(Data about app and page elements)
────────
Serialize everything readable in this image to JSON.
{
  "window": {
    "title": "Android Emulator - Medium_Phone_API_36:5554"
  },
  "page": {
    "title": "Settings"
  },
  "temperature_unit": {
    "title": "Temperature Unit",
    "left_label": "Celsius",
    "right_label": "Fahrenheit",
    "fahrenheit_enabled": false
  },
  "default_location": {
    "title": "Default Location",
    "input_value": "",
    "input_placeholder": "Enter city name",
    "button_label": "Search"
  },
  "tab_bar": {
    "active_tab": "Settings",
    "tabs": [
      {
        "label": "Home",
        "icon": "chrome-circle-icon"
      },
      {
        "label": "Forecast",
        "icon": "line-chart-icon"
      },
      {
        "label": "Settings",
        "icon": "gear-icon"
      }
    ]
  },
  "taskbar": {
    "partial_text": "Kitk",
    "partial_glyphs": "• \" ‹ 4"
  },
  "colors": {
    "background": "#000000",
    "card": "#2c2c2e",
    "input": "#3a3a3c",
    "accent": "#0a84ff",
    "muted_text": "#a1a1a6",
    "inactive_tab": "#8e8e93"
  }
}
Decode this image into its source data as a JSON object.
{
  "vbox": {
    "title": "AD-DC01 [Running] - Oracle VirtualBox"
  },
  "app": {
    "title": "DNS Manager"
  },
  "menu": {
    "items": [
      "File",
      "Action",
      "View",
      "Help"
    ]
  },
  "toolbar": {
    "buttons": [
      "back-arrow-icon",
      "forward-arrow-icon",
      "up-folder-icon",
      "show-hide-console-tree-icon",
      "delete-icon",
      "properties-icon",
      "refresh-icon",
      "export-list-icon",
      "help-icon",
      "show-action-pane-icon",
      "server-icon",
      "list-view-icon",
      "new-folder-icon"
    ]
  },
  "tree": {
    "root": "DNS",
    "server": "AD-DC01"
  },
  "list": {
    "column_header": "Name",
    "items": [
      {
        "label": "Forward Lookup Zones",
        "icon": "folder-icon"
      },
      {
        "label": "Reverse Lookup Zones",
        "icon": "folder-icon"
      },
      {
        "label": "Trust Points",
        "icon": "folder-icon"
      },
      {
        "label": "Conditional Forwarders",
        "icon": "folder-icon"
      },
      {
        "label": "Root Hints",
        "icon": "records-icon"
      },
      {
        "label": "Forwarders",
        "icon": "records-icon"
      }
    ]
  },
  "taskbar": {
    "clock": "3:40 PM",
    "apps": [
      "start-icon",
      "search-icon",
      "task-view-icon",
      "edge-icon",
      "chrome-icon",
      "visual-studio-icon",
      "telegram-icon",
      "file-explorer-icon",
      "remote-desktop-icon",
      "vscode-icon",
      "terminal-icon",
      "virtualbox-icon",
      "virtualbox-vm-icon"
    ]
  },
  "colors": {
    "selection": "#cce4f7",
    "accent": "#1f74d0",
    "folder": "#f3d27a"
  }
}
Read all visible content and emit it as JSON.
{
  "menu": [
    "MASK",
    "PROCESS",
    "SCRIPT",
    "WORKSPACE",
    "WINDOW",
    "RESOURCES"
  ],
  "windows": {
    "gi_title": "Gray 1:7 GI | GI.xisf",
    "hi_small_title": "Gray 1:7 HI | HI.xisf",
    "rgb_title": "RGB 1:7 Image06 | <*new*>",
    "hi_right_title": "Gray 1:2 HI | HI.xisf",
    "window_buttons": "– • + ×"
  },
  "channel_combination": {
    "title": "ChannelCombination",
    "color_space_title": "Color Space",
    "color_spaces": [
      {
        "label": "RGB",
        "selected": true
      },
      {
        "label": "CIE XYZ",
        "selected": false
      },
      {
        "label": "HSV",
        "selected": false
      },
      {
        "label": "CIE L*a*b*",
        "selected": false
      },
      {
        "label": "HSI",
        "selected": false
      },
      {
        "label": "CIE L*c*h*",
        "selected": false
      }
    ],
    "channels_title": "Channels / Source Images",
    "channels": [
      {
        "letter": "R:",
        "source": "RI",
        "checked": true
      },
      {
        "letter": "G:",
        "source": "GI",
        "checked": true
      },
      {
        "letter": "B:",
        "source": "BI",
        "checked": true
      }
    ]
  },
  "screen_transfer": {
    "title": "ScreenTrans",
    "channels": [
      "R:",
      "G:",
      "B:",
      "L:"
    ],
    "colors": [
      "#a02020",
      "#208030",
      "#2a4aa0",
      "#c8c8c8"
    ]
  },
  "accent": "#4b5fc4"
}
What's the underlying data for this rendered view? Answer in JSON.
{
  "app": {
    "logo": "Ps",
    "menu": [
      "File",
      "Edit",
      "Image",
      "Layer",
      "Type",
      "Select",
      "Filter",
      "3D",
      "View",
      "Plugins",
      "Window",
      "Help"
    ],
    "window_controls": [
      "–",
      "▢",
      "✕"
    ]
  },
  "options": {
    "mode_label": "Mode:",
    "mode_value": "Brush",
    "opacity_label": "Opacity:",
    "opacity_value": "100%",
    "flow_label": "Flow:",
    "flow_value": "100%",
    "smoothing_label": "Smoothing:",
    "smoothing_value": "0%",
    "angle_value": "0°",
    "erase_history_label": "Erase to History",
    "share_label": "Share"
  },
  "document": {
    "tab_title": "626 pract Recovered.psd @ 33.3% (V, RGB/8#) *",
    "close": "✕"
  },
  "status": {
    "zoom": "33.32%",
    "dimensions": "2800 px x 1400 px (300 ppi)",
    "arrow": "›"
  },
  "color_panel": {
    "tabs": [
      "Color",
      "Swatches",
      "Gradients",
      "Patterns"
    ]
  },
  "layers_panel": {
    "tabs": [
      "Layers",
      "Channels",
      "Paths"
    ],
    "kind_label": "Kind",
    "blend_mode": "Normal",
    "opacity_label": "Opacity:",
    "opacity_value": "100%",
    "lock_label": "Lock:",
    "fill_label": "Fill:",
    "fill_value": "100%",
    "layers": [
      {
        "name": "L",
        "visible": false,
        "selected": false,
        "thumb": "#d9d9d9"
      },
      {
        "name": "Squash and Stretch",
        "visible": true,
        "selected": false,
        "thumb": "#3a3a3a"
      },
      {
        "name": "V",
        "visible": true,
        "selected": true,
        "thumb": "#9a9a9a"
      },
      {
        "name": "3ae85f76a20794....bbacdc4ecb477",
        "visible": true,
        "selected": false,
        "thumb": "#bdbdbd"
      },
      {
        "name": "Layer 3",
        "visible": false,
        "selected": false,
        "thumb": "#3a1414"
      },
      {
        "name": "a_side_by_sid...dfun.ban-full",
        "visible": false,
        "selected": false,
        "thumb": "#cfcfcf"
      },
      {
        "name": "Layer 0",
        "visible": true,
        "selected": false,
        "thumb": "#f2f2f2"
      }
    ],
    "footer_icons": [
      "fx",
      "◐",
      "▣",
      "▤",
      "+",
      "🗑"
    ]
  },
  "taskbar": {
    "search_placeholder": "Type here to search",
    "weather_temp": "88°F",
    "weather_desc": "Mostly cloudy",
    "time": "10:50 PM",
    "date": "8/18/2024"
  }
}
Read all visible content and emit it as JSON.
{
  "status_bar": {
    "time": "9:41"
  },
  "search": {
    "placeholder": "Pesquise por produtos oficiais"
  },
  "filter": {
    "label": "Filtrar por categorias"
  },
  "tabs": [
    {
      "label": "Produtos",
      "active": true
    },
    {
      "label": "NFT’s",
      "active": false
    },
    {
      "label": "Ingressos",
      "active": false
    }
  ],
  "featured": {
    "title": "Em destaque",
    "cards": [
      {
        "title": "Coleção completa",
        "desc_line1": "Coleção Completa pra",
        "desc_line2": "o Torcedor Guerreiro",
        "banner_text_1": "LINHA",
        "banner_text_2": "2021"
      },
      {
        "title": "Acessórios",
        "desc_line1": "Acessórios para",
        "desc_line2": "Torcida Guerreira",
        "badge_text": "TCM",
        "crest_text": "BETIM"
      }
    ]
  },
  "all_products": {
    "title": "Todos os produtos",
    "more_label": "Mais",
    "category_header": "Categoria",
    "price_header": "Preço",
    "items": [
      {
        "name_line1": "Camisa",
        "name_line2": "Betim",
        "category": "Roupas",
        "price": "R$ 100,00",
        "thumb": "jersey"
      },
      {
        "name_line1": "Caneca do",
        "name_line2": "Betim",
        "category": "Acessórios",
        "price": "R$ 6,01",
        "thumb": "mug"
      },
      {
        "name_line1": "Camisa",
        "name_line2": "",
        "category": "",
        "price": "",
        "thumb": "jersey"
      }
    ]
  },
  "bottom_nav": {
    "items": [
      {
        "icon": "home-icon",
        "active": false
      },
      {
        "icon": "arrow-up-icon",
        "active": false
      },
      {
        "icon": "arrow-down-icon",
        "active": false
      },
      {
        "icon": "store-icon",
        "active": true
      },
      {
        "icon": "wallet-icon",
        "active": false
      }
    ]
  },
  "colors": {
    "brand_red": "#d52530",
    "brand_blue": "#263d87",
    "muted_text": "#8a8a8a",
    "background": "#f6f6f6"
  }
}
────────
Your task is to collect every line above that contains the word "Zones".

§ **Output of the exercise**
        "label": "Forward Lookup Zones",
        "label": "Reverse Lookup Zones",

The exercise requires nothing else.